Parliamentary campaign kicks off in Belarus
Parliamentary campaign will, traditionally, take place in isolation: elections to electoral commissions and to the Parliament per se are closely controlled by the authorities. External political actors’ access will be minimal.
On June 18th, President Lukashenko signed a decree setting the Parliamentary elections date to the lower chamber, the House of Representatives for September 23rd. The upper chamber (Council of the Republic) will be formed between June 30 and September 30. On June 20th, the process of nomination of district election commission representatives kicked off.
The first campaign intrigue will be the nomination of 110 district election commissions’ members, which need to be set up before July 6th. Political parties and public organizations have already started nominating their representatives to the commissions. Within the current foreign policy context and taking into account previous experiences, the representation of the opposition in the election commissions will be either minimal or none at all.
In turn, at this stage of the campaign it is anticipated that there might be a competition between the Trade Unions Federation of Belarus and the National Association “Belaya Rus” for the right to participate in the district commissions. Both organizations are vying for the right to represent Belarusian civil society and for the benevolence of President Lukashenko in particular.
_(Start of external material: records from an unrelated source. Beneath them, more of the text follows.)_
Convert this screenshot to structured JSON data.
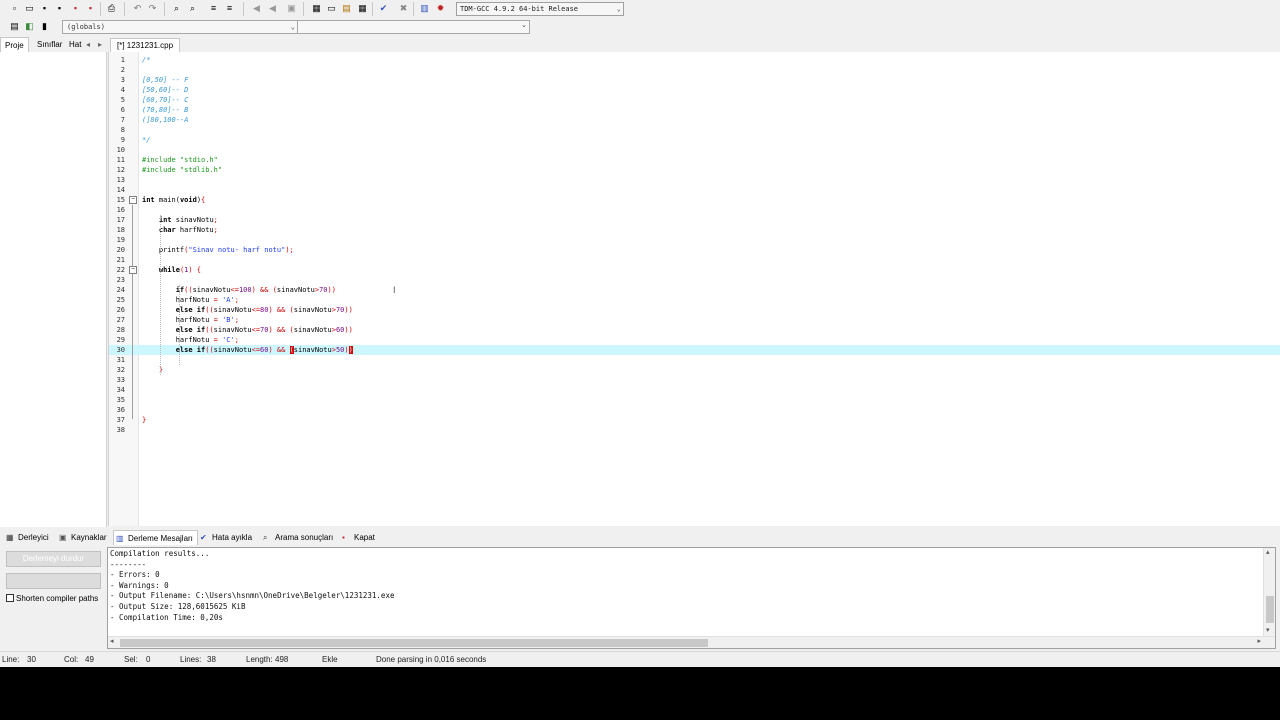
{
  "toolbar": {
    "icons": [
      "new-file-icon",
      "open-icon",
      "save-icon",
      "save-all-icon",
      "close-icon",
      "close-all-icon",
      "print-icon",
      "undo-icon",
      "redo-icon",
      "find-icon",
      "replace-icon",
      "indent-icon",
      "unindent-icon",
      "bookmark-prev-icon",
      "bookmark-next-icon",
      "toggle-bookmark-icon",
      "new-project-icon",
      "view-icon",
      "window-icon",
      "grid-icon",
      "check-icon",
      "cross-icon",
      "chart-icon",
      "debug-icon"
    ],
    "compiler": "TDM-GCC 4.9.2 64-bit Release"
  },
  "scope": {
    "value": "(globals)",
    "function_value": ""
  },
  "left_panel": {
    "tabs": [
      "Proje",
      "Sınıflar",
      "Hat"
    ]
  },
  "editor": {
    "tab_label": "[*] 1231231.cpp",
    "lines": [
      {
        "n": "1",
        "html": "<span class='c-comment'>/*</span>"
      },
      {
        "n": "2",
        "html": ""
      },
      {
        "n": "3",
        "html": "<span class='c-comment'>[0,50] -- F</span>"
      },
      {
        "n": "4",
        "html": "<span class='c-comment'>[50,60]-- D</span>"
      },
      {
        "n": "5",
        "html": "<span class='c-comment'>[60,70]-- C</span>"
      },
      {
        "n": "6",
        "html": "<span class='c-comment'>(70,80]-- B</span>"
      },
      {
        "n": "7",
        "html": "<span class='c-comment'>(]80,100--A</span>"
      },
      {
        "n": "8",
        "html": ""
      },
      {
        "n": "9",
        "html": "<span class='c-comment'>*/</span>"
      },
      {
        "n": "10",
        "html": ""
      },
      {
        "n": "11",
        "html": "<span class='c-pre'>#include \"stdio.h\"</span>"
      },
      {
        "n": "12",
        "html": "<span class='c-pre'>#include \"stdlib.h\"</span>"
      },
      {
        "n": "13",
        "html": ""
      },
      {
        "n": "14",
        "html": ""
      },
      {
        "n": "15",
        "html": "<span class='c-kw'>int</span> main(<span class='c-kw'>void</span>)<span class='c-sym'>{</span>"
      },
      {
        "n": "16",
        "html": ""
      },
      {
        "n": "17",
        "html": "    <span class='c-kw'>int</span> sinavNotu<span class='c-sym'>;</span>"
      },
      {
        "n": "18",
        "html": "    <span class='c-kw'>char</span> harfNotu<span class='c-sym'>;</span>"
      },
      {
        "n": "19",
        "html": ""
      },
      {
        "n": "20",
        "html": "    printf<span class='c-sym'>(</span><span class='c-str'>\"Sinav notu- harf notu\"</span><span class='c-sym'>);</span>"
      },
      {
        "n": "21",
        "html": ""
      },
      {
        "n": "22",
        "html": "    <span class='c-kw'>while</span><span class='c-sym'>(</span><span class='c-num'>1</span><span class='c-sym'>) {</span>"
      },
      {
        "n": "23",
        "html": ""
      },
      {
        "n": "24",
        "html": "        <span class='c-kw'>if</span><span class='c-sym'>((</span>sinavNotu<span class='c-sym'>&lt;=</span><span class='c-num'>100</span><span class='c-sym'>) &amp;&amp; (</span>sinavNotu<span class='c-sym'>&gt;</span><span class='c-num'>70</span><span class='c-sym'>))</span>"
      },
      {
        "n": "25",
        "html": "        harfNotu <span class='c-sym'>=</span> <span class='c-str'>'A'</span><span class='c-sym'>;</span>"
      },
      {
        "n": "26",
        "html": "        <span class='c-kw'>else if</span><span class='c-sym'>((</span>sinavNotu<span class='c-sym'>&lt;=</span><span class='c-num'>80</span><span class='c-sym'>) &amp;&amp; (</span>sinavNotu<span class='c-sym'>&gt;</span><span class='c-num'>70</span><span class='c-sym'>))</span>"
      },
      {
        "n": "27",
        "html": "        harfNotu <span class='c-sym'>=</span> <span class='c-str'>'B'</span><span class='c-sym'>;</span>"
      },
      {
        "n": "28",
        "html": "        <span class='c-kw'>else if</span><span class='c-sym'>((</span>sinavNotu<span class='c-sym'>&lt;=</span><span class='c-num'>70</span><span class='c-sym'>) &amp;&amp; (</span>sinavNotu<span class='c-sym'>&gt;</span><span class='c-num'>60</span><span class='c-sym'>))</span>"
      },
      {
        "n": "29",
        "html": "        harfNotu <span class='c-sym'>=</span> <span class='c-str'>'C'</span><span class='c-sym'>;</span>"
      },
      {
        "n": "30",
        "html": "        <span class='c-kw'>else if</span><span class='c-sym'>((</span>sinavNotu<span class='c-sym'>&lt;=</span><span class='c-num'>60</span><span class='c-sym'>) &amp;&amp; </span><span class='c-brace-hl'>(</span>sinavNotu<span class='c-sym'>&gt;</span><span class='c-num'>50</span><span class='c-sym'>)</span><span class='c-brace-hl'>)</span>"
      },
      {
        "n": "31",
        "html": ""
      },
      {
        "n": "32",
        "html": "    <span class='c-sym'>}</span>"
      },
      {
        "n": "33",
        "html": ""
      },
      {
        "n": "34",
        "html": ""
      },
      {
        "n": "35",
        "html": ""
      },
      {
        "n": "36",
        "html": ""
      },
      {
        "n": "37",
        "html": "<span class='c-sym'>}</span>"
      },
      {
        "n": "38",
        "html": ""
      }
    ]
  },
  "bottom_tabs": [
    {
      "label": "Derleyici",
      "icon": "grid-icon"
    },
    {
      "label": "Kaynaklar",
      "icon": "resources-icon"
    },
    {
      "label": "Derleme Mesajları",
      "icon": "chart-icon"
    },
    {
      "label": "Hata ayıkla",
      "icon": "check-icon"
    },
    {
      "label": "Arama sonuçları",
      "icon": "search-icon"
    },
    {
      "label": "Kapat",
      "icon": "close-icon"
    }
  ],
  "bottom_left": {
    "stop_button": "Derlemeyi durdur",
    "shorten_label": "Shorten compiler paths"
  },
  "output": {
    "lines": [
      "Compilation results...",
      "--------",
      "- Errors: 0",
      "- Warnings: 0",
      "- Output Filename: C:\\Users\\hsnmn\\OneDrive\\Belgeler\\1231231.exe",
      "- Output Size: 128,6015625 KiB",
      "- Compilation Time: 0,20s"
    ]
  },
  "status": {
    "line_label": "Line:",
    "line_value": "30",
    "col_label": "Col:",
    "col_value": "49",
    "sel_label": "Sel:",
    "sel_value": "0",
    "lines_label": "Lines:",
    "lines_value": "38",
    "length_label": "Length:",
    "length_value": "498",
    "mode": "Ekle",
    "message": "Done parsing in 0,016 seconds"
  }
}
Finally, the KGB has also talked about its plans to monitor the campaign progress more actively. The role of the KGB is not yet clear, but it is expected that the KGB will use its capacity at least to prevent unwanted participants and observers from voting and counting procedures. Authorities’ main task during this election campaign is to ensure formation of manageable and predictable Parliament.
Over the past year, military-political relations between Minsk and Kyiv have become complicated. Due to their high inertia and peculiarities, this downward trend would be extremely difficult to overcome.
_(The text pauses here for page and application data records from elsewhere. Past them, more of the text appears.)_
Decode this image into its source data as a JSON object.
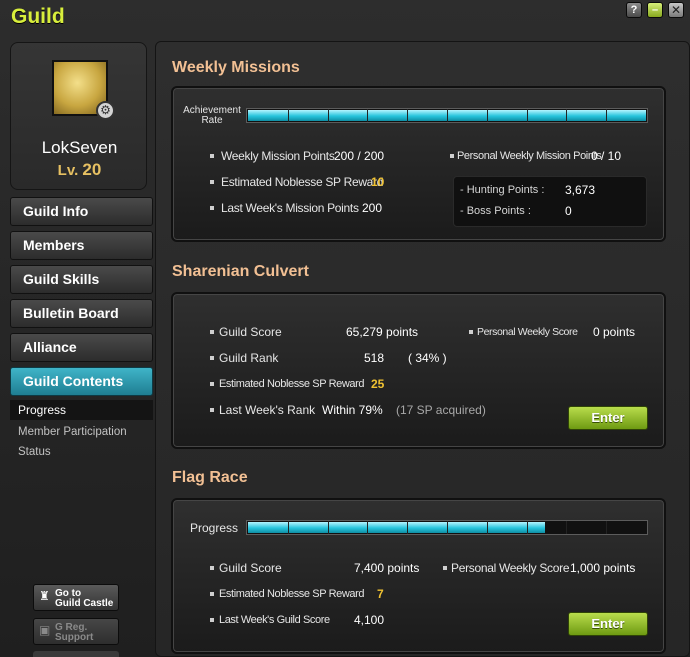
{
  "window": {
    "title": "Guild",
    "help": "?",
    "minimize": "–",
    "close": "✕"
  },
  "profile": {
    "name": "LokSeven",
    "level_prefix": "Lv.",
    "level": "20"
  },
  "nav": {
    "items": [
      "Guild Info",
      "Members",
      "Guild Skills",
      "Bulletin Board",
      "Alliance",
      "Guild Contents"
    ],
    "active": "Guild Contents",
    "sub": [
      "Progress",
      "Member Participation Status"
    ]
  },
  "bottom_buttons": {
    "castle": [
      "Go to",
      "Guild Castle"
    ],
    "support": [
      "G Reg.",
      "Support"
    ]
  },
  "weekly": {
    "title": "Weekly Missions",
    "bar_label": [
      "Achievement",
      "Rate"
    ],
    "achievement_fraction": 1.0,
    "rows": [
      {
        "label": "Weekly Mission Points",
        "value": "200 / 200"
      },
      {
        "label": "Estimated Noblesse SP Reward",
        "value": "10"
      },
      {
        "label": "Last Week's Mission Points",
        "value": "200"
      }
    ],
    "personal": {
      "label": "Personal Weekly Mission Points",
      "value": "0 / 10"
    },
    "breakdown": [
      {
        "label": "- Hunting Points :",
        "value": "3,673"
      },
      {
        "label": "- Boss Points :",
        "value": "0"
      }
    ]
  },
  "culvert": {
    "title": "Sharenian Culvert",
    "score": {
      "label": "Guild Score",
      "value": "65,279 points"
    },
    "personal": {
      "label": "Personal Weekly Score",
      "value": "0 points"
    },
    "rank": {
      "label": "Guild Rank",
      "value": "518",
      "pct": "( 34% )"
    },
    "reward": {
      "label": "Estimated Noblesse SP Reward",
      "value": "25"
    },
    "last": {
      "label": "Last Week's Rank",
      "value": "Within 79%",
      "note": "(17 SP acquired)"
    },
    "enter": "Enter"
  },
  "flag": {
    "title": "Flag Race",
    "progress_label": "Progress",
    "progress_fraction": 0.745,
    "score": {
      "label": "Guild Score",
      "value": "7,400 points"
    },
    "personal": {
      "label": "Personal Weekly Score",
      "value": "1,000 points"
    },
    "reward": {
      "label": "Estimated Noblesse SP Reward",
      "value": "7"
    },
    "last": {
      "label": "Last Week's Guild Score",
      "value": "4,100"
    },
    "enter": "Enter"
  },
  "colors": {
    "accent_title": "#d8ee3c",
    "section_title": "#f2c094",
    "bar_fill": "#26c4dc",
    "active_nav": "#2a98ae",
    "highlight": "#f0c232",
    "enter_button": "#8fbf24"
  }
}
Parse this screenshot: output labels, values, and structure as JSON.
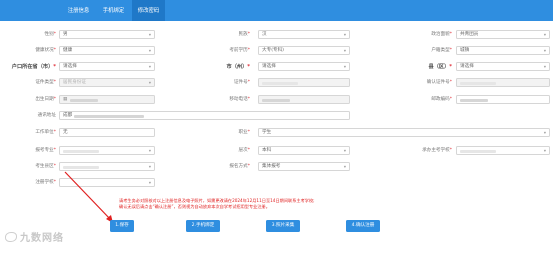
{
  "tabs": [
    {
      "label": "注册信息",
      "active": false
    },
    {
      "label": "手机绑定",
      "active": false
    },
    {
      "label": "修改密码",
      "active": true
    }
  ],
  "form": {
    "gender": {
      "label": "性别",
      "value": "男"
    },
    "ethnicity": {
      "label": "民族",
      "value": "汉"
    },
    "political": {
      "label": "政治面貌",
      "value": "共青团员"
    },
    "health": {
      "label": "健康状况",
      "value": "健康"
    },
    "education": {
      "label": "考前学历",
      "value": "大专(专科)"
    },
    "hukou_type": {
      "label": "户籍类型",
      "value": "城镇"
    },
    "hukou_province": {
      "label": "户口所在省（市）",
      "value": "请选择"
    },
    "hukou_city": {
      "label": "市（州）",
      "value": "请选择"
    },
    "hukou_county": {
      "label": "县（区）",
      "value": "请选择"
    },
    "id_type": {
      "label": "证件类型",
      "value": "居民身份证"
    },
    "id_number": {
      "label": "证件号"
    },
    "id_confirm": {
      "label": "确认证件号"
    },
    "birthday": {
      "label": "出生日期"
    },
    "phone": {
      "label": "移动电话"
    },
    "postcode": {
      "label": "邮政编码"
    },
    "address": {
      "label": "通讯地址",
      "value": "成都"
    },
    "workplace": {
      "label": "工作单位",
      "value": "无"
    },
    "occupation": {
      "label": "职业",
      "value": "学生"
    },
    "major": {
      "label": "报考专业"
    },
    "level": {
      "label": "层次",
      "value": "本科"
    },
    "school": {
      "label": "承办主考学校"
    },
    "exam_city": {
      "label": "考生县区"
    },
    "apply_mode": {
      "label": "报名方式",
      "value": "集体报考"
    },
    "reg_school": {
      "label": "注册学校"
    }
  },
  "notice": {
    "line1": "请考生务必对照核对以上注册信息及电子照片，如需更改请在2024年12月11日至14日期间联系主考学校;",
    "line2": "确认无误后请点击“确认注册”，否则视为自动放弃本次自学考试招用型专业注册。"
  },
  "buttons": {
    "save": "1.保存",
    "bind_phone": "2.手机绑定",
    "upload_photo": "3.照片采集",
    "confirm": "4.确认注册"
  },
  "watermark": "九数网络",
  "colors": {
    "primary": "#2f8ee0",
    "required": "#e0303a",
    "notice": "#e02020"
  }
}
The root cause of the crisis is the absence of a common political agenda in the Belarusian-Ukrainian relations. Minsk is looking for a market for Belarusian exports in Ukraine and offers its services as a negotiation platform for the settlement of the Russo-Ukrainian war, thereby hoping to avoid political issues in the dialogue with Kiev. Meanwhile, Ukraine is hoping for political support from Minsk in the confrontation with Moscow. In addition, Ukraine’s integration with NATO presupposes her common position with the Alliance in relation to Belarus. The NATO leadership regards the Belarusian Armed Forces as an integral part of the Russian military machine in the western strategic front (the Baltic states and Poland). In addition, the ongoing military reform in Ukraine envisages a reduction in the number of generals and the domestic political struggle makes some Ukrainian top military leaders targets in politically motivated attacks.
Hence, the criticism of Belarus coming from Ukrainian military leadership is dictated primarily by internal and external political considerations, as well as by the need to protect the interests of generals, and only then by facts.
For instance, initially, the Ukrainian military leadership made statements about 100,000 Russian servicemen allegedly taking part in the Russo-Belarusian military drill West-2017. Then the exercises were labelled quazi-open and military observers from Ukraine refused to provide their assessment, which caused a negative reaction in Minsk. Further, without citing specific facts, it was stated that Russia was building up its military presence in Belarus.
Apparently, the Belarusian and Ukrainian Defence Ministries have entangled in a confrontational spiral (on the level of rhetoric). Moreover, only a small part of the overly hidden process has been disclosed. That said, third states are very likely to take advantage of the situation (or have already done so). This is not only about Russia.
The Belarusian Defence Ministry officials are restrained in assessing their Ukrainian counterparts. However, such a restraint is not enough. Current military-political relations between Belarus and Ukraine are unlikely to stabilise without the intervention of both presidents.